_assertEqual($jsSortedValues, $appSortedValues);

// Javascript's sort is case sensitive so we "fix" that thusly... 
function caseInsensitiveSort(a, b) {
    if (a.toLowerCase() < b.toLowerCase()) return -1;
    if (a.toLowerCase() > b.toLowerCase()) return 1;
    return 0;

First off, thanks to for providing an example for my example!

The script starts by navigating to and clicking on the Name table header to get our initial sort of that column.

Then we collect each element in the Name column, in table0 and store them in an array, $appSortedValues. To iterate through our loop, we get the number of rows in table0 by counting the number of rows and subtract 1 for each table header.

Now we need a copy of our $appSortedValues array but in Javascript, you can’t just set a new array from our existing array like so: $jsSortedValues = $appSortedValues; . This will actually create a reference to our original array; not what we want. Instead we use the slice() method to select elements 0 through the end of the array and put them all in our new array, thus copying it.

Finally, we use javascript’s sort() method to sort the copy of our array, $jsSortedValues. But the sort() method has a little wrinkle; by default, it sorts alphabetically and is case sensitive. This is unlikely to be how your application’s sort works… but luckily, you can roll your own sort filter by passing a function as an argument to the sort() method. In our case, we want it to be case-insensitive, hence our function caseInsensitiveSort.

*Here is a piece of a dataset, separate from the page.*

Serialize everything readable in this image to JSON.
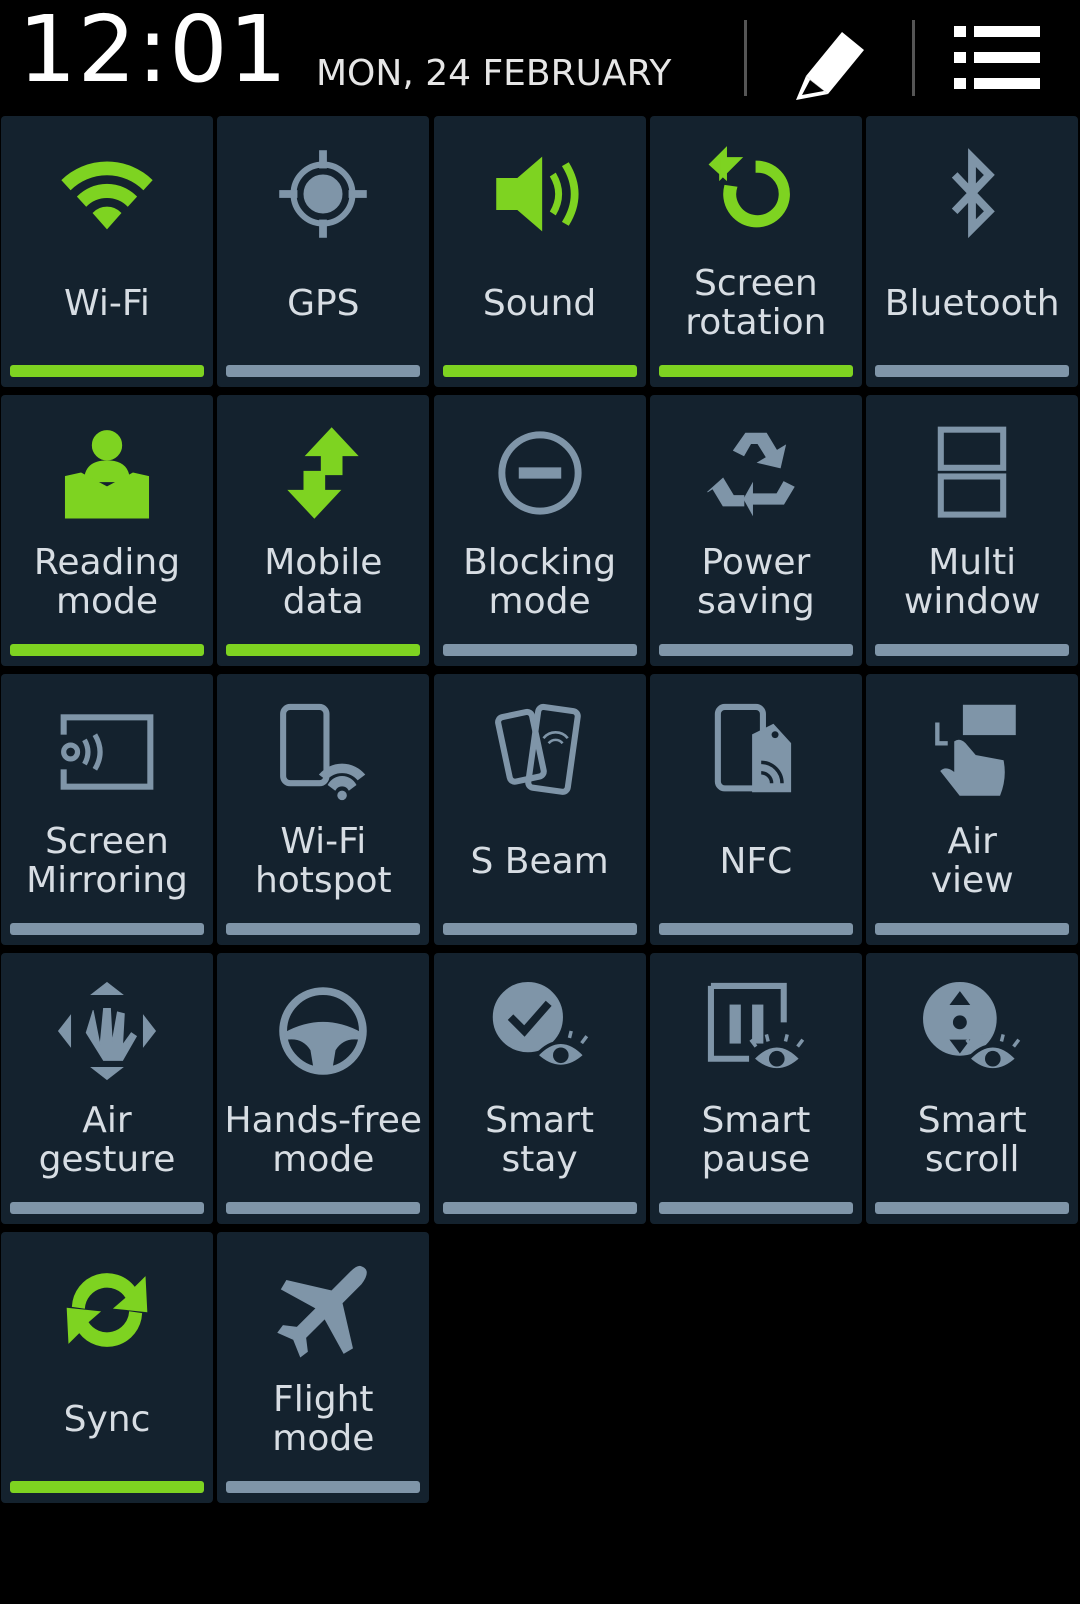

Now we have two arrays and can simply use Sahi’s _assertEqual method to verify both arrays are sorted in the same order.

That’s it!